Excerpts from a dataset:
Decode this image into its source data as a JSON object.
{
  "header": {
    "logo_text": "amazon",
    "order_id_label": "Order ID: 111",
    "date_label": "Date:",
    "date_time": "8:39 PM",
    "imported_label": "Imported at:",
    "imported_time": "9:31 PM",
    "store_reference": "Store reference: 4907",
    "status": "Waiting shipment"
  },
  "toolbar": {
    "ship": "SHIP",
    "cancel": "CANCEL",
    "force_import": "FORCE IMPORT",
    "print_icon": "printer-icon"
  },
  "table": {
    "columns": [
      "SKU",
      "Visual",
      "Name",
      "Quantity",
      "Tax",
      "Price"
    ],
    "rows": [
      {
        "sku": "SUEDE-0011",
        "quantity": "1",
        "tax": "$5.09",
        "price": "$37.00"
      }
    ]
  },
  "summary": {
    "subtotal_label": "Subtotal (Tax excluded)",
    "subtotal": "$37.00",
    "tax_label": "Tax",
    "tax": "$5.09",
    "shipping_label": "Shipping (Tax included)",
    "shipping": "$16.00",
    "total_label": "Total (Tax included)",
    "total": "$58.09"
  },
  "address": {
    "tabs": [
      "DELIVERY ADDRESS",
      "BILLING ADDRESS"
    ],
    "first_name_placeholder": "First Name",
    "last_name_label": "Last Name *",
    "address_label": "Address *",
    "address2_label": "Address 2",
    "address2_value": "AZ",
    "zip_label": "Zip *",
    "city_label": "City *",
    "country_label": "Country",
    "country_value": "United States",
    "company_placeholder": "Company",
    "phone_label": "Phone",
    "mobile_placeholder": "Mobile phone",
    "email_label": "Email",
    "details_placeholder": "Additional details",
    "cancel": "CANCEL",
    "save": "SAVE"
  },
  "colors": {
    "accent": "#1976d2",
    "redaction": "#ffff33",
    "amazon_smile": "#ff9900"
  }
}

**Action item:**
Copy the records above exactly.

**Written answer:**
Decode this image into its source data as a JSON object.
{
  "header": {
    "logo_text": "amazon",
    "order_id_label": "Order ID: 111",
    "date_label": "Date:",
    "date_time": "8:39 PM",
    "imported_label": "Imported at:",
    "imported_time": "9:31 PM",
    "store_reference": "Store reference: 4907",
    "status": "Waiting shipment"
  },
  "toolbar": {
    "ship": "SHIP",
    "cancel": "CANCEL",
    "force_import": "FORCE IMPORT",
    "print_icon": "printer-icon"
  },
  "table": {
    "columns": [
      "SKU",
      "Visual",
      "Name",
      "Quantity",
      "Tax",
      "Price"
    ],
    "rows": [
      {
        "sku": "SUEDE-0011",
        "quantity": "1",
        "tax": "$5.09",
        "price": "$37.00"
      }
    ]
  },
  "summary": {
    "subtotal_label": "Subtotal (Tax excluded)",
    "subtotal": "$37.00",
    "tax_label": "Tax",
    "tax": "$5.09",
    "shipping_label": "Shipping (Tax included)",
    "shipping": "$16.00",
    "total_label": "Total (Tax included)",
    "total": "$58.09"
  },
  "address": {
    "tabs": [
      "DELIVERY ADDRESS",
      "BILLING ADDRESS"
    ],
    "first_name_placeholder": "First Name",
    "last_name_label": "Last Name *",
    "address_label": "Address *",
    "address2_label": "Address 2",
    "address2_value": "AZ",
    "zip_label": "Zip *",
    "city_label": "City *",
    "country_label": "Country",
    "country_value": "United States",
    "company_placeholder": "Company",
    "phone_label": "Phone",
    "mobile_placeholder": "Mobile phone",
    "email_label": "Email",
    "details_placeholder": "Additional details",
    "cancel": "CANCEL",
    "save": "SAVE"
  },
  "colors": {
    "accent": "#1976d2",
    "redaction": "#ffff33",
    "amazon_smile": "#ff9900"
  }
}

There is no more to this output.